I've been four times so far this year. New Orleans is special because it allows visitors to see and explore just about any and everything they're interested in—history, delicious food, art, architecture, dancing, music—all in a place that is less than three hours away from Jackson.
Magazine Street is famed for its shopping, so make sure you stop there. If you're looking for vintage clothes, accessories, or even costumes, stop by Funky Monkey (3127 Magazine St.), a locally owned and operated vintage shop that has been open since 1997. The famed Sucre (3025 Magazine St., 504.520.8311) also has a location on the street, among others in New Orleans. The shop is known for its macarons, among other treats. Try the New Orleans flavors such as salted caramel and chicory.
I've heard that if you want to experience New Orleans the way locals do, you go to Fauborg Marigny to see the area's jazz clubs, shopping and local restaurants.
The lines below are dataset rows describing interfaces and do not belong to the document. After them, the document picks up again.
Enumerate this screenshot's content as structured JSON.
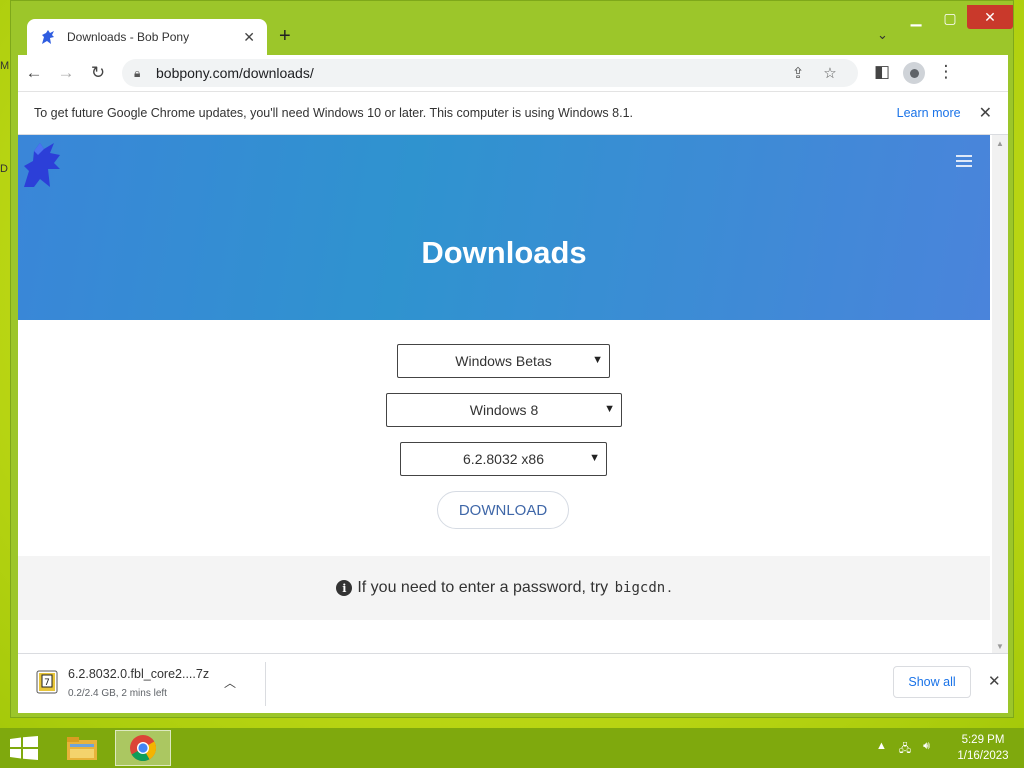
{
  "desktop": {
    "glyph_top": "M",
    "glyph_mid": "D"
  },
  "window": {
    "tab_title": "Downloads - Bob Pony",
    "new_tab": "+",
    "tab_search": "⌄",
    "url": "bobpony.com/downloads/"
  },
  "infobar": {
    "message": "To get future Google Chrome updates, you'll need Windows 10 or later. This computer is using Windows 8.1.",
    "learn_more": "Learn more"
  },
  "page": {
    "hero_title": "Downloads",
    "select_category": "Windows Betas",
    "select_version": "Windows 8",
    "select_build": "6.2.8032 x86",
    "download_button": "DOWNLOAD",
    "notice_text": "If you need to enter a password, try",
    "notice_code": "bigcdn",
    "notice_end": "."
  },
  "download_shelf": {
    "file_name": "6.2.8032.0.fbl_core2....7z",
    "status": "0.2/2.4 GB, 2 mins left",
    "show_all": "Show all"
  },
  "taskbar": {
    "time": "5:29 PM",
    "date": "1/16/2023"
  },
  "colors": {
    "hero_blue": "#3a86d8",
    "chrome_frame": "#9cc62a",
    "link_blue": "#1a73e8"
  }
}
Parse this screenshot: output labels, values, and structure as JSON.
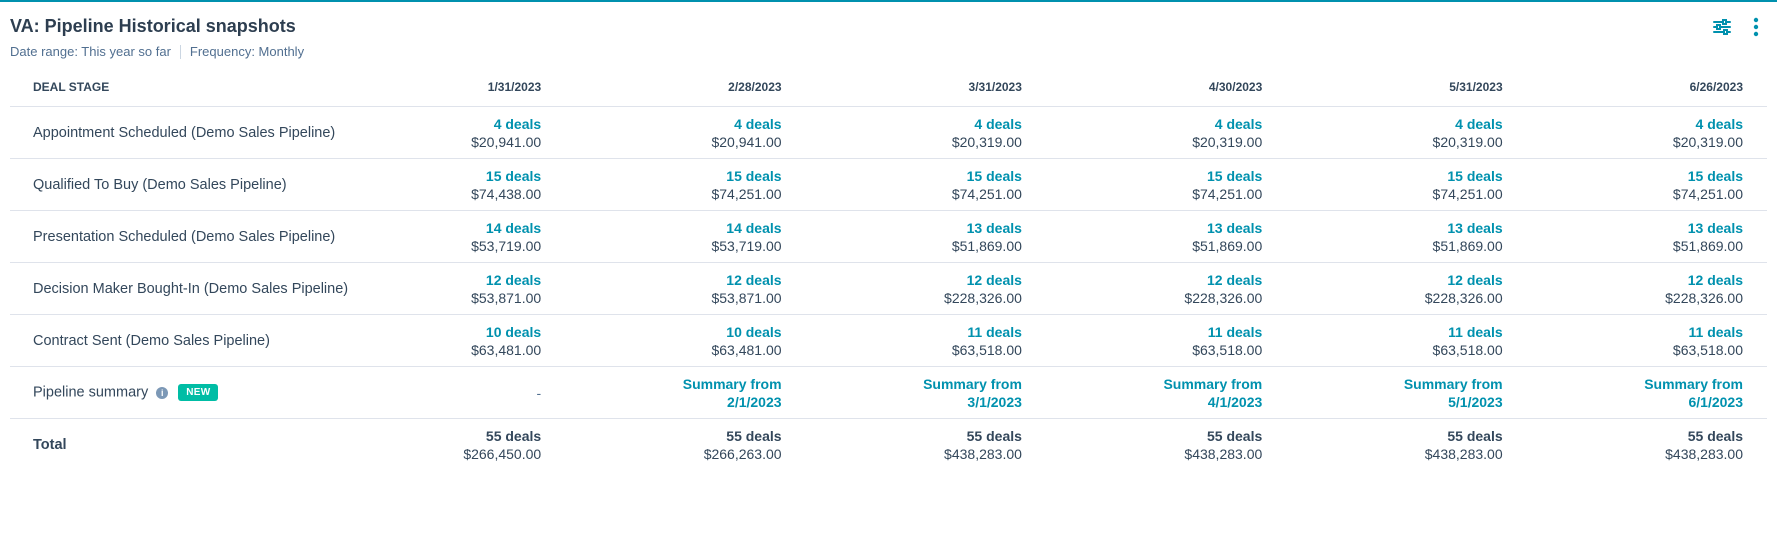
{
  "header": {
    "title": "VA: Pipeline Historical snapshots",
    "date_range": "Date range: This year so far",
    "frequency": "Frequency: Monthly",
    "icons": [
      "filter-sliders-icon",
      "more-vertical-icon"
    ]
  },
  "table": {
    "stage_header": "DEAL STAGE",
    "columns": [
      "1/31/2023",
      "2/28/2023",
      "3/31/2023",
      "4/30/2023",
      "5/31/2023",
      "6/26/2023"
    ],
    "rows": [
      {
        "stage": "Appointment Scheduled (Demo Sales Pipeline)",
        "cells": [
          {
            "deals": "4 deals",
            "amount": "$20,941.00"
          },
          {
            "deals": "4 deals",
            "amount": "$20,941.00"
          },
          {
            "deals": "4 deals",
            "amount": "$20,319.00"
          },
          {
            "deals": "4 deals",
            "amount": "$20,319.00"
          },
          {
            "deals": "4 deals",
            "amount": "$20,319.00"
          },
          {
            "deals": "4 deals",
            "amount": "$20,319.00"
          }
        ]
      },
      {
        "stage": "Qualified To Buy (Demo Sales Pipeline)",
        "cells": [
          {
            "deals": "15 deals",
            "amount": "$74,438.00"
          },
          {
            "deals": "15 deals",
            "amount": "$74,251.00"
          },
          {
            "deals": "15 deals",
            "amount": "$74,251.00"
          },
          {
            "deals": "15 deals",
            "amount": "$74,251.00"
          },
          {
            "deals": "15 deals",
            "amount": "$74,251.00"
          },
          {
            "deals": "15 deals",
            "amount": "$74,251.00"
          }
        ]
      },
      {
        "stage": "Presentation Scheduled (Demo Sales Pipeline)",
        "cells": [
          {
            "deals": "14 deals",
            "amount": "$53,719.00"
          },
          {
            "deals": "14 deals",
            "amount": "$53,719.00"
          },
          {
            "deals": "13 deals",
            "amount": "$51,869.00"
          },
          {
            "deals": "13 deals",
            "amount": "$51,869.00"
          },
          {
            "deals": "13 deals",
            "amount": "$51,869.00"
          },
          {
            "deals": "13 deals",
            "amount": "$51,869.00"
          }
        ]
      },
      {
        "stage": "Decision Maker Bought-In (Demo Sales Pipeline)",
        "cells": [
          {
            "deals": "12 deals",
            "amount": "$53,871.00"
          },
          {
            "deals": "12 deals",
            "amount": "$53,871.00"
          },
          {
            "deals": "12 deals",
            "amount": "$228,326.00"
          },
          {
            "deals": "12 deals",
            "amount": "$228,326.00"
          },
          {
            "deals": "12 deals",
            "amount": "$228,326.00"
          },
          {
            "deals": "12 deals",
            "amount": "$228,326.00"
          }
        ]
      },
      {
        "stage": "Contract Sent (Demo Sales Pipeline)",
        "cells": [
          {
            "deals": "10 deals",
            "amount": "$63,481.00"
          },
          {
            "deals": "10 deals",
            "amount": "$63,481.00"
          },
          {
            "deals": "11 deals",
            "amount": "$63,518.00"
          },
          {
            "deals": "11 deals",
            "amount": "$63,518.00"
          },
          {
            "deals": "11 deals",
            "amount": "$63,518.00"
          },
          {
            "deals": "11 deals",
            "amount": "$63,518.00"
          }
        ]
      }
    ],
    "summary": {
      "label": "Pipeline summary",
      "info_icon": "info-icon",
      "badge": "NEW",
      "cells": [
        {
          "line1": "-",
          "line2": ""
        },
        {
          "line1": "Summary from",
          "line2": "2/1/2023"
        },
        {
          "line1": "Summary from",
          "line2": "3/1/2023"
        },
        {
          "line1": "Summary from",
          "line2": "4/1/2023"
        },
        {
          "line1": "Summary from",
          "line2": "5/1/2023"
        },
        {
          "line1": "Summary from",
          "line2": "6/1/2023"
        }
      ]
    },
    "total": {
      "label": "Total",
      "cells": [
        {
          "deals": "55 deals",
          "amount": "$266,450.00"
        },
        {
          "deals": "55 deals",
          "amount": "$266,263.00"
        },
        {
          "deals": "55 deals",
          "amount": "$438,283.00"
        },
        {
          "deals": "55 deals",
          "amount": "$438,283.00"
        },
        {
          "deals": "55 deals",
          "amount": "$438,283.00"
        },
        {
          "deals": "55 deals",
          "amount": "$438,283.00"
        }
      ]
    }
  },
  "colors": {
    "accent": "#0091ae",
    "text": "#33475b",
    "badge": "#00bda5",
    "border": "#dfe3eb"
  }
}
Frenchmen Street is a good spot for hearing live music, with its many jazz clubs, but if you find yourself during the day, hit up Cafe Rose Nicaud (632 Frenchmen St., 504.949.3300), which is a cafe with breakfast items, sandwiches, salads and more. One thing to try is the Rose Benedict, which is an eggs Benedict layered with a biscuit, portabella mushrooms, tomatoes, avocado, two sunny side-up eggs, asiago cheese, balsamic vinaigrette and rosemary cheese grits.
The Bywater neighborhood is home to many local artists such as folk artist Dr. Bob, who has a studio in the area (Dr. Bob Folk Art, 3027 Chartres St.). In his work, he uses thematic images such as juke joints, shotgun shacks and SnoBall stands. You might even see Jackson-native artist Josh Hailey in the area.
After that, drive to St. Augustine Catholic Church (1210 Governor Nicholls St.). Free people of color established the church in 1842, and it allowed enslaved people, free African Americans and white people to attend services. It is the oldest interracial Catholic parish in the country.
A sign on the church that was once for enslaved people reads: "The blood, sweat, tears and prayers of slaves hallowed this the aisle and its corresponding aisle on the opposite side of the church. These were reserved for and used exclusively by slaves from the date of the church's dedication, October 9, 1842, until the slaves were freed after the Emancipation Proclamation in 1863."
Once you finish visiting St. Augustine and pay your respects to the tomb of the unknown slave, stop by Backstreet Cultural Museum (1116 Henriette Delille St., 504.577.6001) and reflect on the gentrification that plagues the city.
For more information, visit neworleansonline.com.